|Citing Patent||Filing date||Publication date||Applicant||Title|
|US7052127||Jan 23, 2002||May 30, 2006||Warnaco Swimwear Products Inc.||One-piece integrally-formed goggle|
|US20040218286 *||Jan 23, 2002||Nov 4, 2004||Authentic Fitness Corp.||One-piece integrally-formed goggle|
|U.S. Classification||264/247, 264/275, 264/263, 264/1.7, 264/261|
|International Classification||B29C45/14, A42B3/22|
|Cooperative Classification||B29K2995/0026, A42B3/226, B29C45/14778|

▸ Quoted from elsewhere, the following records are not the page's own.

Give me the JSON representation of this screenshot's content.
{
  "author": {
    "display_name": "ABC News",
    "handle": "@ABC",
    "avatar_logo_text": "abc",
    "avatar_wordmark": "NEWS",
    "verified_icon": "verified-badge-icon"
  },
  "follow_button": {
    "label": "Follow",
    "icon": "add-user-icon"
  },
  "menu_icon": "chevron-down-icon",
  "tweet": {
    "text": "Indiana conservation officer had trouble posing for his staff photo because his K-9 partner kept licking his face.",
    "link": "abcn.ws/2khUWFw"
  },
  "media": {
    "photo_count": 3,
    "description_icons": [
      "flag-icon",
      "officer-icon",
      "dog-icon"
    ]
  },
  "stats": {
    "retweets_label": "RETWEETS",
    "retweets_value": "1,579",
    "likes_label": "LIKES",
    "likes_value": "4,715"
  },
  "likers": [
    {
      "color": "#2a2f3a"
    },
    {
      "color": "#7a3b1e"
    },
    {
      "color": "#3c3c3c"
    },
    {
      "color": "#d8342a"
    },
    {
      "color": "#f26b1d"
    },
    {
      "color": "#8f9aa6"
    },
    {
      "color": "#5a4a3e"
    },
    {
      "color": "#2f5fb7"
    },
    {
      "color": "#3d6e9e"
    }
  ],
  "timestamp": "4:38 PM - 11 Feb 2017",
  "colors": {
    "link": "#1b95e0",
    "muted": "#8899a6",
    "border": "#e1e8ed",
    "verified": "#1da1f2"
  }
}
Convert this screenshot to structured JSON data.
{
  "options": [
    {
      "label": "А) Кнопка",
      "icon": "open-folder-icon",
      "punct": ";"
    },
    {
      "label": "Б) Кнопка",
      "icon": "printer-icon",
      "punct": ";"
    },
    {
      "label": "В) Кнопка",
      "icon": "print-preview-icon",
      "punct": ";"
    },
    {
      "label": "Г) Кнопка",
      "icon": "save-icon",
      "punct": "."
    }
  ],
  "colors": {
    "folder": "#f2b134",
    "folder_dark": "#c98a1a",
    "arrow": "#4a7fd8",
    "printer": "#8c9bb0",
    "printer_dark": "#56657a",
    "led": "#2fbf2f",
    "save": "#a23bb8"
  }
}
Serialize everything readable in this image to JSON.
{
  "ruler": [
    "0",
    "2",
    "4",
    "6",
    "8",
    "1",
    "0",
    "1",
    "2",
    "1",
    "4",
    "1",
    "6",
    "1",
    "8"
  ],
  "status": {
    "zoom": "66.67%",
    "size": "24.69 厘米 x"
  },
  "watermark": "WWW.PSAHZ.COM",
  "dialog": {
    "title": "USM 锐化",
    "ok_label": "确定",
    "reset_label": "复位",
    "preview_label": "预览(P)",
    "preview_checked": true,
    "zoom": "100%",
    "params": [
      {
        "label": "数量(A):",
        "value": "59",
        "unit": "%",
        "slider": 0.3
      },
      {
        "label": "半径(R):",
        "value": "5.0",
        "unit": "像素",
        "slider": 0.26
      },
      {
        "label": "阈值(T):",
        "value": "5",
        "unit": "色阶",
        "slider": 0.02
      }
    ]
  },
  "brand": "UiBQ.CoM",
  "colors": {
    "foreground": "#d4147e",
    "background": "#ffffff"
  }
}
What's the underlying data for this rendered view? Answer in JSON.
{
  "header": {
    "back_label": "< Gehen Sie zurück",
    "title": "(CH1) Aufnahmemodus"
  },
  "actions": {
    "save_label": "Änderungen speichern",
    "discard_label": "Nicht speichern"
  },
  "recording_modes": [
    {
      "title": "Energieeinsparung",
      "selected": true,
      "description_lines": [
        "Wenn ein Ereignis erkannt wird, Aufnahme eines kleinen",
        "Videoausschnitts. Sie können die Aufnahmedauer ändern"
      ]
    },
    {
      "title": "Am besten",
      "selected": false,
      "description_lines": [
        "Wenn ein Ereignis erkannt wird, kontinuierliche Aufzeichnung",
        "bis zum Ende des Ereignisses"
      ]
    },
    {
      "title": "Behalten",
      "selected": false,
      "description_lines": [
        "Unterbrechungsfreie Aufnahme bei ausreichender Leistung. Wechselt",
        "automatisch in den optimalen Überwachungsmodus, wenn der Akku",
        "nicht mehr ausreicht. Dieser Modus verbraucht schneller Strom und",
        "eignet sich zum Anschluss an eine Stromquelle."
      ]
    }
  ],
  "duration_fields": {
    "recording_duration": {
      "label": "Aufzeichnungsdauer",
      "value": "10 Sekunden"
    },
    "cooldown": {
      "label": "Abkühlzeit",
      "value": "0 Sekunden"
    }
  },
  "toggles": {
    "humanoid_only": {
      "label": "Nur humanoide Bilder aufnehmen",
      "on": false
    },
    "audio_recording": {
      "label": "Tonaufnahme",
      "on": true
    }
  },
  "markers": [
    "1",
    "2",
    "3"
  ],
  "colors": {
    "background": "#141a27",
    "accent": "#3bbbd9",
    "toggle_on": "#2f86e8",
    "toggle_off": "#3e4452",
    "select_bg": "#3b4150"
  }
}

|European Classification||B29C45/14Q, A42B3/22D|
|Jun 5, 1990||REMI||Maintenance fee reminder mailed|
|Nov 4, 1990||LAPS||Lapse for failure to pay maintenance fees|
|Jan 15, 1991||FP||Expired due to failure to pay maintenance fee|
Effective date: 19901102